Rules changes can often have unintended consequences - hell, this could possibly make everything worse, but why not, right? We know the goalies aren't giving up their enormous equipment any time soon. So here's a list of pros and cons to widening the net:


1. Bring back the shot off the wing!

The red line is gone. The stretch pass is in vogue. Yet no one scores off a 1 on 1 rush without a massive failure of goaltending or a phenomenal move around a defender. Maybe this play isn't that exciting, I don't know, but now it's basically out of the game because missing the net on these plays can be so dangerous and can lead to scoring chances the other way, whereas scoring on it is damn near impossible.

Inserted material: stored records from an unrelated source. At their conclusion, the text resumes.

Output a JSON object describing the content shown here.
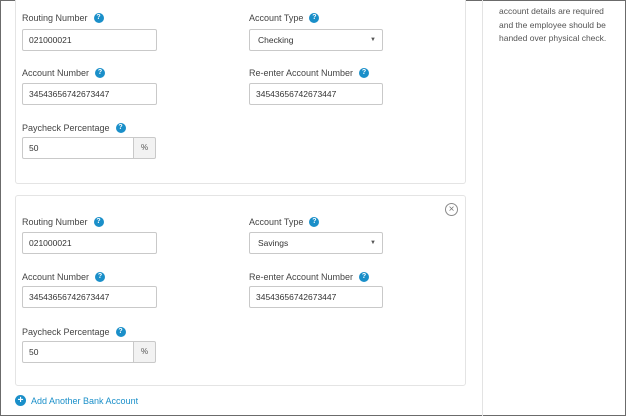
{
  "side_note": "account details are required and the employee should be handed over physical check.",
  "labels": {
    "routing": "Routing Number",
    "account_type": "Account Type",
    "account_number": "Account Number",
    "reenter": "Re-enter Account Number",
    "percentage": "Paycheck Percentage",
    "help": "?",
    "percent_suffix": "%"
  },
  "accounts": [
    {
      "routing_number": "021000021",
      "account_type": "Checking",
      "account_number": "34543656742673447",
      "reenter_account_number": "34543656742673447",
      "paycheck_percentage": "50"
    },
    {
      "routing_number": "021000021",
      "account_type": "Savings",
      "account_number": "34543656742673447",
      "reenter_account_number": "34543656742673447",
      "paycheck_percentage": "50"
    }
  ],
  "add_link": "Add Another Bank Account",
  "icons": {
    "help": "question-circle-icon",
    "remove": "close-circle-icon",
    "add": "plus-circle-icon",
    "caret": "caret-down-icon"
  },
  "colors": {
    "accent": "#1a8fc9"
  }
}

2. Maybe change the way defense is played in the NHL

It's funny how people still trash the neutral zone trap, but I never hear a peep about the Tortorella-style defense in the defensive zone where everyone collapses into the center of the ice and we watch teams try to generate scoring chances through a labyrinth of players. I think this style of D is going to become more of a trend over the next five years, and I'd hope that a wider net would make this strategy less viable.

3. Bring back the acrobatic save

I see acrobatic saves all the time because Martin Brodeur's reflexes and positioning are shot so he's basically gambling on any dangerous play. But I don't see enough of it from other goalies. I'm not entirely sure if widening the net would lead to more highlight-reel saves, but I suppose it couldn't hurt in that regard.

4. More goals = more lead changes

Defense isn't going away. If defenses continue to grow more stalwart, we will see a return to the late 90s, early 00s where you could basically turn a game off if one team had a lead going into the third period.


1. Alters how goalies play

Goalies learn on one net their whole lives - changing it will fundamentally alter the game from the highest to the lowest levels of hockey. It's entirely possible that there are some goalies who would be incapable of adapting.

2. Might alter game into table hockey

I love the idea of guys coming down the wing and blasting the puck, but a game full of it might be horrendous - no flow, less passing, no board work, less beating guys 1 on 1 down low - I don't like the sound of that any more than I like the NHL's future as a series of 2-1 games.

3. Might introduce more luck, not less

Goals off crazy deflections and fluky bounces are a part of hockey, but one imagines more shots off skates and shins ending up in the back of the net with more net to cover. It might become more of a strategy to blast pucks from the point, and more of a strategy to block shooting lanes and passing lanes closer to the goalie.

Anyway, it's a fantasy - how could the league possibly introduce this? Just throw it on players before the season? And how much will it be widened? I guess they could test it out in the AHL for a season, but I don't see them being too thrilled about the position. So, it won't happen, and goal scoring numbers will continue to decline year after year.